God and the Goods : Global Economy in a Civilizational Perspective
In the face of growing poverty, environmental destruction and social disintegration -- a global crisis whose roots are spiritual and moral -- what insights does the social teaching of the Christian churches have to offer?
What challenges does globalisation imply for Christianity?
How might Christianity join other faith communities in working towards the transformation of a world in crisis?
These are the critical and challenging questions posed in this book.
The social thinking of the Christian churches -- articulated throughout the 20th century in encyclicals, ecumenical texts and other documents -- offers a wealth of resources for understanding economic issues and stimulating commitment towards change, emphasising the priority of the human over the economic, resistance to economic determinism, concepts of justice and the common good.
Yet in the face of the three-fold global crisis of deepening poverty, environmental destruction and social disintegration, the voice of the churches seems increasingly muted and the churches' social thinking appears to have little impact.
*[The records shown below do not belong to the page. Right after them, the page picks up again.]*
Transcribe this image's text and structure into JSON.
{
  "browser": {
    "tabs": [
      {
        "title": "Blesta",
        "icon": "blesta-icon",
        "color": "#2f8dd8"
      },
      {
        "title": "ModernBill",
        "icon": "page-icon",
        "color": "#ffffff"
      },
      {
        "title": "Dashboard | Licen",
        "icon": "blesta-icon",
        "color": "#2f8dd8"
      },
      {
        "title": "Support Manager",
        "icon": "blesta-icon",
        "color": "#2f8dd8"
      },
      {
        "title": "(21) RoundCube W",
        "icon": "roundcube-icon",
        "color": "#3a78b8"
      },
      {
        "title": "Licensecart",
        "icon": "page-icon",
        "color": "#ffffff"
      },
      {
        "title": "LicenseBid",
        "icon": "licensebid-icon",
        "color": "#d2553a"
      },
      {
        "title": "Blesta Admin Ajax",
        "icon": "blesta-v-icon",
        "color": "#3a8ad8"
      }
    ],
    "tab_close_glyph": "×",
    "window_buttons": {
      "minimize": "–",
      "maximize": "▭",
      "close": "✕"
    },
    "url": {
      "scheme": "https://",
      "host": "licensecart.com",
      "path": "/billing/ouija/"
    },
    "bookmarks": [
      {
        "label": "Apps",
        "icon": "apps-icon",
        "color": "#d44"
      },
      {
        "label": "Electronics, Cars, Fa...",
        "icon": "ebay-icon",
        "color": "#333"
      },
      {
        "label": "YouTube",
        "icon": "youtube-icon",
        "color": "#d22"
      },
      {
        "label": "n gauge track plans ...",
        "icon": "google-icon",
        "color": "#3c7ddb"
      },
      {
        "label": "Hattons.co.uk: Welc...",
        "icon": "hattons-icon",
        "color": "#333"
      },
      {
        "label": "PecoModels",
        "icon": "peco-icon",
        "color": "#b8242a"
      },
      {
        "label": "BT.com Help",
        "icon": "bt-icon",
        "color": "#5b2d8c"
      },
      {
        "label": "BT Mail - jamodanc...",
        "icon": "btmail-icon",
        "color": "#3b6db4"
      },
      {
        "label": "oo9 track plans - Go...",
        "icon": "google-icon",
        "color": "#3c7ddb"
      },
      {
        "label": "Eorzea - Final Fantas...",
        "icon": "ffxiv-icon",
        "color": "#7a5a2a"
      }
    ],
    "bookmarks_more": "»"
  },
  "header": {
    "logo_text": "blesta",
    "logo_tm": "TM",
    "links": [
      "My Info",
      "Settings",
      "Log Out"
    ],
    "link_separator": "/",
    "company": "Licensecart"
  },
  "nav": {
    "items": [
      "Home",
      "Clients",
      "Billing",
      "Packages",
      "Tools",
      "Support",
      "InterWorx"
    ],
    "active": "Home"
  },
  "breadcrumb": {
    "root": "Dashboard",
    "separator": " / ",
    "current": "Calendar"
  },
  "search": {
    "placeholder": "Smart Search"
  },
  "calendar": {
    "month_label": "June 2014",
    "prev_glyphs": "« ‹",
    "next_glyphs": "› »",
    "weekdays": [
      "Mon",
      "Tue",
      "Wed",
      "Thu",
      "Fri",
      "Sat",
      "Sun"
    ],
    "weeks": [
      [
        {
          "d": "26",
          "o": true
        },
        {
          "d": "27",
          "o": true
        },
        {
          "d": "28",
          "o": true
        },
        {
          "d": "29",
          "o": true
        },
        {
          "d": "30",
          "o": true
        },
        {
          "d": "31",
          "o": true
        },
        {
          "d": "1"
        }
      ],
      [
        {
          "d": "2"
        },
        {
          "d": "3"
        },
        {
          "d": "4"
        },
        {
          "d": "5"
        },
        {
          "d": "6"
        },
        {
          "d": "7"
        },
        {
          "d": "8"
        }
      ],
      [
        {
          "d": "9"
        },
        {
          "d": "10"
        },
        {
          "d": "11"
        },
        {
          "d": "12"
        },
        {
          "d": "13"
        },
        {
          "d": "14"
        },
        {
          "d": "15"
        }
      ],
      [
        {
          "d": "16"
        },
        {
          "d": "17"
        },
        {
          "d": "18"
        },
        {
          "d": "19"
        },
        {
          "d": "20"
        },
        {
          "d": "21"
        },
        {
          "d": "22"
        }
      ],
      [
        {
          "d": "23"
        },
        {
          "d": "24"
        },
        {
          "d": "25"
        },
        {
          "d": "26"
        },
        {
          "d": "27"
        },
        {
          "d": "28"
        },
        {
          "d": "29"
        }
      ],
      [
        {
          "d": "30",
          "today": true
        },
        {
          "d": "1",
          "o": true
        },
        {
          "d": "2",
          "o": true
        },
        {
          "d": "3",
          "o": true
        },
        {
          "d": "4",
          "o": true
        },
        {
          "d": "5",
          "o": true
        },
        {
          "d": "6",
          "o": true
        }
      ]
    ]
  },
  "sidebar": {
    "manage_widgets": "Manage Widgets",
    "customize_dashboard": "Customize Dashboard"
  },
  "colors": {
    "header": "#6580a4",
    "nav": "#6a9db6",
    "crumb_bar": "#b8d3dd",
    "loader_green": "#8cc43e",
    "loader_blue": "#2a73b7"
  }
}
How might Christianity draw the rich resources for civilizational change within its own tradition and elsewhere to suggest new modes of global co-existence and a new commitment to transformation?